◆ WORK TO BE COMPLETED
Retype the data exactly, so that every line matches the original.

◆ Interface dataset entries

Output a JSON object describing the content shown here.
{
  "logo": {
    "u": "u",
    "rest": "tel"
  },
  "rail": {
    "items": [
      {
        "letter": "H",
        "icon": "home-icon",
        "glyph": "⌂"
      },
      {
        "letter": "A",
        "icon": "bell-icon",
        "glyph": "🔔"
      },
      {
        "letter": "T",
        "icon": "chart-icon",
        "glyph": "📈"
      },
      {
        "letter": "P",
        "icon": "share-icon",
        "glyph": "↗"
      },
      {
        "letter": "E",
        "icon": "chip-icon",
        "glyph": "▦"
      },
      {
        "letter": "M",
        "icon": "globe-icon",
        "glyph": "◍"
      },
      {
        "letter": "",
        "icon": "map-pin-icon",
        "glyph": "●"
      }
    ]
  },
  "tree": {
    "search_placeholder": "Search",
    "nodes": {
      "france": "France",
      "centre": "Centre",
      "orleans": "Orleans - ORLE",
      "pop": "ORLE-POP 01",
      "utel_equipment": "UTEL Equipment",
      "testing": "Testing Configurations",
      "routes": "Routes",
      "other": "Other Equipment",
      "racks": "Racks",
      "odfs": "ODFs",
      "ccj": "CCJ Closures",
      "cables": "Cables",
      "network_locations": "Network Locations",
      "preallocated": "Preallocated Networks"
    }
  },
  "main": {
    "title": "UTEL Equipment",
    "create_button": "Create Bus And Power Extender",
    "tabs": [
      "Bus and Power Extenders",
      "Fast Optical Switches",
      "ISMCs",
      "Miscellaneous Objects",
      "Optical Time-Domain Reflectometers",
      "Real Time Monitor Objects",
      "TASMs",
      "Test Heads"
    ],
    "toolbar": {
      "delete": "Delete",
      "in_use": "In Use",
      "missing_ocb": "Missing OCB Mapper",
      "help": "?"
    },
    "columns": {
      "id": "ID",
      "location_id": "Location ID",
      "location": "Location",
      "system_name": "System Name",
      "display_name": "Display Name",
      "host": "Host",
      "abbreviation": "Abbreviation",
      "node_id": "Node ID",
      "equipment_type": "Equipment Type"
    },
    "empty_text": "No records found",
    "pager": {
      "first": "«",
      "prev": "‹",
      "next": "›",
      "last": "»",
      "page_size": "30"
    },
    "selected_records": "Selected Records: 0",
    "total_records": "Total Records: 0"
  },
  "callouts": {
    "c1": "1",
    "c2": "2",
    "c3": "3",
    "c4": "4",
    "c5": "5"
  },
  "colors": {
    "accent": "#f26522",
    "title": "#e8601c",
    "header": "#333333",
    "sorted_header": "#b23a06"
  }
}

◆ ANSWER TO THIS PROBLEM
Output a JSON object describing the content shown here.
{
  "logo": {
    "u": "u",
    "rest": "tel"
  },
  "rail": {
    "items": [
      {
        "letter": "H",
        "icon": "home-icon",
        "glyph": "⌂"
      },
      {
        "letter": "A",
        "icon": "bell-icon",
        "glyph": "🔔"
      },
      {
        "letter": "T",
        "icon": "chart-icon",
        "glyph": "📈"
      },
      {
        "letter": "P",
        "icon": "share-icon",
        "glyph": "↗"
      },
      {
        "letter": "E",
        "icon": "chip-icon",
        "glyph": "▦"
      },
      {
        "letter": "M",
        "icon": "globe-icon",
        "glyph": "◍"
      },
      {
        "letter": "",
        "icon": "map-pin-icon",
        "glyph": "●"
      }
    ]
  },
  "tree": {
    "search_placeholder": "Search",
    "nodes": {
      "france": "France",
      "centre": "Centre",
      "orleans": "Orleans - ORLE",
      "pop": "ORLE-POP 01",
      "utel_equipment": "UTEL Equipment",
      "testing": "Testing Configurations",
      "routes": "Routes",
      "other": "Other Equipment",
      "racks": "Racks",
      "odfs": "ODFs",
      "ccj": "CCJ Closures",
      "cables": "Cables",
      "network_locations": "Network Locations",
      "preallocated": "Preallocated Networks"
    }
  },
  "main": {
    "title": "UTEL Equipment",
    "create_button": "Create Bus And Power Extender",
    "tabs": [
      "Bus and Power Extenders",
      "Fast Optical Switches",
      "ISMCs",
      "Miscellaneous Objects",
      "Optical Time-Domain Reflectometers",
      "Real Time Monitor Objects",
      "TASMs",
      "Test Heads"
    ],
    "toolbar": {
      "delete": "Delete",
      "in_use": "In Use",
      "missing_ocb": "Missing OCB Mapper",
      "help": "?"
    },
    "columns": {
      "id": "ID",
      "location_id": "Location ID",
      "location": "Location",
      "system_name": "System Name",
      "display_name": "Display Name",
      "host": "Host",
      "abbreviation": "Abbreviation",
      "node_id": "Node ID",
      "equipment_type": "Equipment Type"
    },
    "empty_text": "No records found",
    "pager": {
      "first": "«",
      "prev": "‹",
      "next": "›",
      "last": "»",
      "page_size": "30"
    },
    "selected_records": "Selected Records: 0",
    "total_records": "Total Records: 0"
  },
  "callouts": {
    "c1": "1",
    "c2": "2",
    "c3": "3",
    "c4": "4",
    "c5": "5"
  },
  "colors": {
    "accent": "#f26522",
    "title": "#e8601c",
    "header": "#333333",
    "sorted_header": "#b23a06"
  }
}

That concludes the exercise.